What a good Finance Director looks like
If so many of the FD’s traditional responsibilities are now delegated to the FC, it seems reasonable to ask what is left for the FD to do – as it turns out, the answer is, plenty!
Guardian of the balance sheet
The delegation of certain responsibilities to the FC has resulted in the FD taking on a more engaging role in both public and private spheres. This in turn making it even more imperative that the FD’s knowledge of the balance sheet can be both retained and relayed without hesitation. Being caught off guard, in private or public, is not an option.
A numerical linguist
FDs must have the ability to quickly formulate concise answers to questions regarding the balance sheet. Confidence breeds confidence and the ability to communicate complex ideas to non-financially minded people is a key skill all FDs must possess. Modern businesses cannot afford for anything to be lost in translation, so turning numbers into words is a must.

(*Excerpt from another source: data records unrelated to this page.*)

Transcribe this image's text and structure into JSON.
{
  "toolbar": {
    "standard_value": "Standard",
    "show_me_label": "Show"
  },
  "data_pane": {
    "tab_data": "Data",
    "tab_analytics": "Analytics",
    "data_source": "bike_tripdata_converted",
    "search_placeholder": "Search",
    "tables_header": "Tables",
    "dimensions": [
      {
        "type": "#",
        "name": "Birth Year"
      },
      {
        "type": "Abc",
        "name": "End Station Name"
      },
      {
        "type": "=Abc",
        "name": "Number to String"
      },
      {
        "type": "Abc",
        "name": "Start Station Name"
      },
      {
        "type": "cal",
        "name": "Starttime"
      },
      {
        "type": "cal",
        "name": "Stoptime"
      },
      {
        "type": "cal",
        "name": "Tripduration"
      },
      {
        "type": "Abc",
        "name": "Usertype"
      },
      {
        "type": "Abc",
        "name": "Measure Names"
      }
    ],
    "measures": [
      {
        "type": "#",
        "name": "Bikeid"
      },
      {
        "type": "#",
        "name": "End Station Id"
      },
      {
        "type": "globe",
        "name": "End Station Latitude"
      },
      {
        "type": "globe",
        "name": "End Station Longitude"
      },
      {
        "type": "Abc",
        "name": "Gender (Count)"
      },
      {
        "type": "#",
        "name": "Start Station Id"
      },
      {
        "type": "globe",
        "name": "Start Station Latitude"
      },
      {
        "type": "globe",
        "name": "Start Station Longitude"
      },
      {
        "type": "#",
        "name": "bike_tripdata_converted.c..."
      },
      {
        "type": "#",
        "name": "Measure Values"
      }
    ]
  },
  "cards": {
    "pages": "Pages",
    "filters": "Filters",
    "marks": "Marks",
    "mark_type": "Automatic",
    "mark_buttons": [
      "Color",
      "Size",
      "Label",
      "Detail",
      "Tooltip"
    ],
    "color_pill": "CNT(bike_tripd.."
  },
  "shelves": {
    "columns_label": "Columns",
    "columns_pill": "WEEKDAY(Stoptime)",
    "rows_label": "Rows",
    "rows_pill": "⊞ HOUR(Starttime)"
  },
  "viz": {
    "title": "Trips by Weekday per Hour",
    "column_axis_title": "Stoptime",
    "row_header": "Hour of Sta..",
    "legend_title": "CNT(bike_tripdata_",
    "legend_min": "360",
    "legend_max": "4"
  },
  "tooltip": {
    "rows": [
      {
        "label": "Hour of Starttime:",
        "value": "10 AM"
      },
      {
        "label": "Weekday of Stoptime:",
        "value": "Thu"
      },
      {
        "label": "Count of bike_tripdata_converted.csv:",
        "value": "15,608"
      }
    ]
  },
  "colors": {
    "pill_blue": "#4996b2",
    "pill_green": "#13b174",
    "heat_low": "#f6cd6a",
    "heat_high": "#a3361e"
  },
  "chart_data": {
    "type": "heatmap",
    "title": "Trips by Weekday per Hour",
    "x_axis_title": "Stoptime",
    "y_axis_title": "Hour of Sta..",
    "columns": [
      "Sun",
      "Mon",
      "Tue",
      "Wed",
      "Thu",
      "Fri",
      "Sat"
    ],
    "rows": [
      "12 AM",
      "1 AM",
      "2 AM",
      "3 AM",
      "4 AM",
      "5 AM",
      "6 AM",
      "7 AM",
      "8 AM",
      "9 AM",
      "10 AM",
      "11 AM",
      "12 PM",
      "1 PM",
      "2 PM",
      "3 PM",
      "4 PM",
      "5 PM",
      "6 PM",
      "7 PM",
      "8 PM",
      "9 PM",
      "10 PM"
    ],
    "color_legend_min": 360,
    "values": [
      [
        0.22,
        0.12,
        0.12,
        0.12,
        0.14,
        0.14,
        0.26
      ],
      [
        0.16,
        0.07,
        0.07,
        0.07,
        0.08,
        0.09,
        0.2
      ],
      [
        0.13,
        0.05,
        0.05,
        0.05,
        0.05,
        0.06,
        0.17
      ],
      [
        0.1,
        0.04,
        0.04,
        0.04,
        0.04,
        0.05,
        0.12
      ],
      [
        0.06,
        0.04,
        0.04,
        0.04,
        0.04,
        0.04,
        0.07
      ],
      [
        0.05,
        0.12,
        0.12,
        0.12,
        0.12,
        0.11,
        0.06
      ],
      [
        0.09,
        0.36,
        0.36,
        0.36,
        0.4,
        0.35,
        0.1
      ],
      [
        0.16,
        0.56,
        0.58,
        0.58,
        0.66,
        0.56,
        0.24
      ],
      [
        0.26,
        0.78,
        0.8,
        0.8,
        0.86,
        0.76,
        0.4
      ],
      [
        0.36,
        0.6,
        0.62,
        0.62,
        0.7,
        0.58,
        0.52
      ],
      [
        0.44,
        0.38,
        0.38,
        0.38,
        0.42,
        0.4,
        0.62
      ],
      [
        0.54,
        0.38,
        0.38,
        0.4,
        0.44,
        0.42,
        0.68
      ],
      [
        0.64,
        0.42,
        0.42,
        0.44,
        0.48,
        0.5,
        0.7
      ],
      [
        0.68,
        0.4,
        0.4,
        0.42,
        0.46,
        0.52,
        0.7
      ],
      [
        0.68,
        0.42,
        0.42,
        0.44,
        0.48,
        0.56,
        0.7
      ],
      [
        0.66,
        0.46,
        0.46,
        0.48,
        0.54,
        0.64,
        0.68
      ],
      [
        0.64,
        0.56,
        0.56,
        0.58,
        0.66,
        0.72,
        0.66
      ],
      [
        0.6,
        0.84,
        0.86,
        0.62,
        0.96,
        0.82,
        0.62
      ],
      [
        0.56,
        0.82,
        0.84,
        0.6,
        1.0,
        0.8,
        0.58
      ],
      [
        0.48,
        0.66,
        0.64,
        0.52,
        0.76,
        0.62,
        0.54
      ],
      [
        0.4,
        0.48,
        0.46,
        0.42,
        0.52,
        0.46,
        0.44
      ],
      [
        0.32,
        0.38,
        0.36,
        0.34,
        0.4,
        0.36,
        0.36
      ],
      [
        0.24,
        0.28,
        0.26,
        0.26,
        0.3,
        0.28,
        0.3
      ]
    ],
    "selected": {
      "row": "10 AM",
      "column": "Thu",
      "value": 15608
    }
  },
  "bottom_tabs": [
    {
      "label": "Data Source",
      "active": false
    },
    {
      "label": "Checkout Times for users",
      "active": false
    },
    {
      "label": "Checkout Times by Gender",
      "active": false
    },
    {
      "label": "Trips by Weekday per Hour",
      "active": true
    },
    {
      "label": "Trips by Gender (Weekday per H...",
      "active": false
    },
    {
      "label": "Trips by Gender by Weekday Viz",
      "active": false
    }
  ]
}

One step ahead
“Risk comes from not knowing what you are doing”, stated the American business magnate Warren Buffet. A good FD is not expected to be omniscient, no one is, but planning one step ahead is an integral part of risk assessment. We live in a globalised world where causality knows no borders. Political change, terrorism, supply chain disruption and natural disasters will all ripple through the waters of international markets. Keeping abreast of developments in key industries and an eye on current affairs is a full-time job in itself. Nevertheless, CEOs and MDs up and down the country will be asking their FDs about the possible impact of Brexit or TTIP upon their companies. A good FD constantly has an ear to the ground and a contingency plan for what could happen, in other words, managing liquidity risk.
Show me the money
An agent of change, innovative and naturally inquisitive, an FD has to look both inwards and outwards to cut costs. Having the confidence and knowledge to provide input into strategic decisions, such as whether to outsource or to manufacture, is vital. Tech savvy, a good FD will also be comfortable assessing the value of investing in complex IT solutions.
United we stand
Not afraid to follow conviction, the FD has both the right and an obligation to challenge, using evidence to challenge the status quo and spurious arguments. Choosing the correct time when to do so is a skill in itself. As we at the F-Zone like to say: “Support in public, challenge in private”.
A good FD should be naturally analytical, decisive and forward-looking, challenging but diplomatic. Above all though, the FD, more than anyone in the boardroom, must constantly champion the interests of the shareholders for they are the true guardians.